Alex Epstein on Pushing the Envelope:
When I have a screenplay in my head, I sort of “feel” it. I don’t think in terms of beats, though beats are what I write down. I think in terms of story structures. In other words I don’t see a beginning, a middle, and an end; I see a beginning-middle-and-end that all go together. If you’re doing it right, the end has its seeds in the beginning, and the beginning defines the end, so you can hold it all in your head more easily than if you’re doing it wrong.
He also discusses the need for effortful study in any particular craft: Most people learn how to do something well enough, and then stop learning. You’re not really trying to learn to drive better every time you sit down at the wheel; you’re just trying to avoid another fender bender. Your mind is not really engaged.
This is so true of writing. In the crush of a deadline, or when faced with the daily grind, it is easy to succumb to the idea that perfecting a sentence does not matter, that pushing beyond one’s limits is unnecessary because the story is “good enough.” And without proper discipline, drive, and passion, it is more than easy to let this become habit, to forget the dangers of complacency, laziness, or lack of vision. Play outside your comfort zone! Don’t be afraid of engaging yourself in new kinds of writing! Don’t sleepwalk through your work (or life).

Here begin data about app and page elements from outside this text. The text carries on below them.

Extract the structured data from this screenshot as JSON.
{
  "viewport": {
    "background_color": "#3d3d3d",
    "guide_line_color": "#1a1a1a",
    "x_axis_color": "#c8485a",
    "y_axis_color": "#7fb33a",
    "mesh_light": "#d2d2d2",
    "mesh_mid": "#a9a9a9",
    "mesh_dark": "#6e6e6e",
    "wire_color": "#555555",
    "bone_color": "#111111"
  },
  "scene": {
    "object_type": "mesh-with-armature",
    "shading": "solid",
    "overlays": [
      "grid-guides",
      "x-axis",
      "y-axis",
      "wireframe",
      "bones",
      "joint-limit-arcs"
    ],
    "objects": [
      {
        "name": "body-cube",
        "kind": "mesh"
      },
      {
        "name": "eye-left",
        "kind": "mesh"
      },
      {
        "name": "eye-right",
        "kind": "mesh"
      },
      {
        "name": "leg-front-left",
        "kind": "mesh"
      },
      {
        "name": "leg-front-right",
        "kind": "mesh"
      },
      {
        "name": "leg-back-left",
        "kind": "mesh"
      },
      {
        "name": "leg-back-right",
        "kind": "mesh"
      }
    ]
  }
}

And no, I’m not advocating perfectionism or illusions of grandeur. As if. Just that, from a practical standpoint, settling for what you’ve got, telling yourself that this is as good as you’ll ever be, does not offer many opportunities beyond the ones dangling in front of your nose. Which is fun in the short-term, but not if you want to make a run for the long-haul. I’d rather train for the promise of a cross-country wilderness shoot-em-up marathon than settle for sprints around an indoor windowless gym track for the rest of my life. That’s just boring.